(Beginning of Records for processing)

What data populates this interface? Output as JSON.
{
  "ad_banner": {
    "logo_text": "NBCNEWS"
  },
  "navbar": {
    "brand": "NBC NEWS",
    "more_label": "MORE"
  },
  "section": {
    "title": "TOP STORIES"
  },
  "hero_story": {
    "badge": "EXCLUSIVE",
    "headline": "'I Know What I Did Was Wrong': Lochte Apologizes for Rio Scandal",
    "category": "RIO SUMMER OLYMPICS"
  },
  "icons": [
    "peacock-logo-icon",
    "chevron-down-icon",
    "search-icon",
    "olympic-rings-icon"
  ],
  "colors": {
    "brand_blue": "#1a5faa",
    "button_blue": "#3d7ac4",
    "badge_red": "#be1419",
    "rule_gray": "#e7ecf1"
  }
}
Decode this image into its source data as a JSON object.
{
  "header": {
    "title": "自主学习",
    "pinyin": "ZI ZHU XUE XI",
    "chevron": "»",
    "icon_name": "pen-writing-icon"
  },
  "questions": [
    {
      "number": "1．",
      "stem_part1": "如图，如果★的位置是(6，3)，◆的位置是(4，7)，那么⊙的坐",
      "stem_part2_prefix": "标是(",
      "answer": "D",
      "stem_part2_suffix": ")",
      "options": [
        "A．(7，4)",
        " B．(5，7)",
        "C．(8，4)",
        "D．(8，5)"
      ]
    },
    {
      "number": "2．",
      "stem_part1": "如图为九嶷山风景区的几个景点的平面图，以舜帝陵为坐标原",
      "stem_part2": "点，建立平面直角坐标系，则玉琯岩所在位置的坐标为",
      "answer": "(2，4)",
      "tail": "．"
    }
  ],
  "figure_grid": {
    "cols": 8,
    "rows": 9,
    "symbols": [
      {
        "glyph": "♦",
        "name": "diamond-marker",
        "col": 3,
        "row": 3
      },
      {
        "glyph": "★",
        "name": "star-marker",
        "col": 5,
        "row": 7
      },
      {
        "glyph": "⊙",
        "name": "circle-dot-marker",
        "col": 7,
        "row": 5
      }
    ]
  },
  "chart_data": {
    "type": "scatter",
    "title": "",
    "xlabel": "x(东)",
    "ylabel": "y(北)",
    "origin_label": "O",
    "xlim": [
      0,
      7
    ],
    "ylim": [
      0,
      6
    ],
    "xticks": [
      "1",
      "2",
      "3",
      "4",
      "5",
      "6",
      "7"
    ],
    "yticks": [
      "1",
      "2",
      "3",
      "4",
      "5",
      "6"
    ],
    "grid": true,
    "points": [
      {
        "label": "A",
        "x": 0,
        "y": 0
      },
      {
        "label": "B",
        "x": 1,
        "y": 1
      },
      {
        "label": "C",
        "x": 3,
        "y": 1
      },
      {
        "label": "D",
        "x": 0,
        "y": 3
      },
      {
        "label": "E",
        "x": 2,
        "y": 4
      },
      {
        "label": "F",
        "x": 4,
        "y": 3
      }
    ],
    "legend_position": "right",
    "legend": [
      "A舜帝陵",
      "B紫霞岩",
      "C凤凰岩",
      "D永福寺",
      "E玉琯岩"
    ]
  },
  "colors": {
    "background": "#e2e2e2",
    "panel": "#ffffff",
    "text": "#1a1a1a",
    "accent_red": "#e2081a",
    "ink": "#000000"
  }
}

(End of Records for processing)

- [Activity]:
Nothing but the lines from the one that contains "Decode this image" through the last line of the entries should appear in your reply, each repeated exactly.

- [Result of the exercise]:
Decode this image into its source data as a JSON object.
{
  "header": {
    "title": "自主学习",
    "pinyin": "ZI ZHU XUE XI",
    "chevron": "»",
    "icon_name": "pen-writing-icon"
  },
  "questions": [
    {
      "number": "1．",
      "stem_part1": "如图，如果★的位置是(6，3)，◆的位置是(4，7)，那么⊙的坐",
      "stem_part2_prefix": "标是(",
      "answer": "D",
      "stem_part2_suffix": ")",
      "options": [
        "A．(7，4)",
        " B．(5，7)",
        "C．(8，4)",
        "D．(8，5)"
      ]
    },
    {
      "number": "2．",
      "stem_part1": "如图为九嶷山风景区的几个景点的平面图，以舜帝陵为坐标原",
      "stem_part2": "点，建立平面直角坐标系，则玉琯岩所在位置的坐标为",
      "answer": "(2，4)",
      "tail": "．"
    }
  ],
  "figure_grid": {
    "cols": 8,
    "rows": 9,
    "symbols": [
      {
        "glyph": "♦",
        "name": "diamond-marker",
        "col": 3,
        "row": 3
      },
      {
        "glyph": "★",
        "name": "star-marker",
        "col": 5,
        "row": 7
      },
      {
        "glyph": "⊙",
        "name": "circle-dot-marker",
        "col": 7,
        "row": 5
      }
    ]
  },
  "chart_data": {
    "type": "scatter",
    "title": "",
    "xlabel": "x(东)",
    "ylabel": "y(北)",
    "origin_label": "O",
    "xlim": [
      0,
      7
    ],
    "ylim": [
      0,
      6
    ],
    "xticks": [
      "1",
      "2",
      "3",
      "4",
      "5",
      "6",
      "7"
    ],
    "yticks": [
      "1",
      "2",
      "3",
      "4",
      "5",
      "6"
    ],
    "grid": true,
    "points": [
      {
        "label": "A",
        "x": 0,
        "y": 0
      },
      {
        "label": "B",
        "x": 1,
        "y": 1
      },
      {
        "label": "C",
        "x": 3,
        "y": 1
      },
      {
        "label": "D",
        "x": 0,
        "y": 3
      },
      {
        "label": "E",
        "x": 2,
        "y": 4
      },
      {
        "label": "F",
        "x": 4,
        "y": 3
      }
    ],
    "legend_position": "right",
    "legend": [
      "A舜帝陵",
      "B紫霞岩",
      "C凤凰岩",
      "D永福寺",
      "E玉琯岩"
    ]
  },
  "colors": {
    "background": "#e2e2e2",
    "panel": "#ffffff",
    "text": "#1a1a1a",
    "accent_red": "#e2081a",
    "ink": "#000000"
  }
}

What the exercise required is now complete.